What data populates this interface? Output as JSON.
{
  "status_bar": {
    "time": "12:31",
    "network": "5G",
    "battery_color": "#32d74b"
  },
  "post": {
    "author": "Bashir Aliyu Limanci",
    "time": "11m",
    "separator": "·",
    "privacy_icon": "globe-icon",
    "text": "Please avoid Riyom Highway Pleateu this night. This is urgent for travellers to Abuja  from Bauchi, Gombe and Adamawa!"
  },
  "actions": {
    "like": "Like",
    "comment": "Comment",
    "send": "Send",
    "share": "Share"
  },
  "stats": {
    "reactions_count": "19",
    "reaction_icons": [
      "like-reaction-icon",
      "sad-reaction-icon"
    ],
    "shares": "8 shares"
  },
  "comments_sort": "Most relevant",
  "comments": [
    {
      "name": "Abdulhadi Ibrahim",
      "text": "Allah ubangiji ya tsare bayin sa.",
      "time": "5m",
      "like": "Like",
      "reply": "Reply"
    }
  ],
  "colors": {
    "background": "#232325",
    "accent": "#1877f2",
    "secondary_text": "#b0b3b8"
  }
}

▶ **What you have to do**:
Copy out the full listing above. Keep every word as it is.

▶ **Finished task**:
What data populates this interface? Output as JSON.
{
  "status_bar": {
    "time": "12:31",
    "network": "5G",
    "battery_color": "#32d74b"
  },
  "post": {
    "author": "Bashir Aliyu Limanci",
    "time": "11m",
    "separator": "·",
    "privacy_icon": "globe-icon",
    "text": "Please avoid Riyom Highway Pleateu this night. This is urgent for travellers to Abuja  from Bauchi, Gombe and Adamawa!"
  },
  "actions": {
    "like": "Like",
    "comment": "Comment",
    "send": "Send",
    "share": "Share"
  },
  "stats": {
    "reactions_count": "19",
    "reaction_icons": [
      "like-reaction-icon",
      "sad-reaction-icon"
    ],
    "shares": "8 shares"
  },
  "comments_sort": "Most relevant",
  "comments": [
    {
      "name": "Abdulhadi Ibrahim",
      "text": "Allah ubangiji ya tsare bayin sa.",
      "time": "5m",
      "like": "Like",
      "reply": "Reply"
    }
  ],
  "colors": {
    "background": "#232325",
    "accent": "#1877f2",
    "secondary_text": "#b0b3b8"
  }
}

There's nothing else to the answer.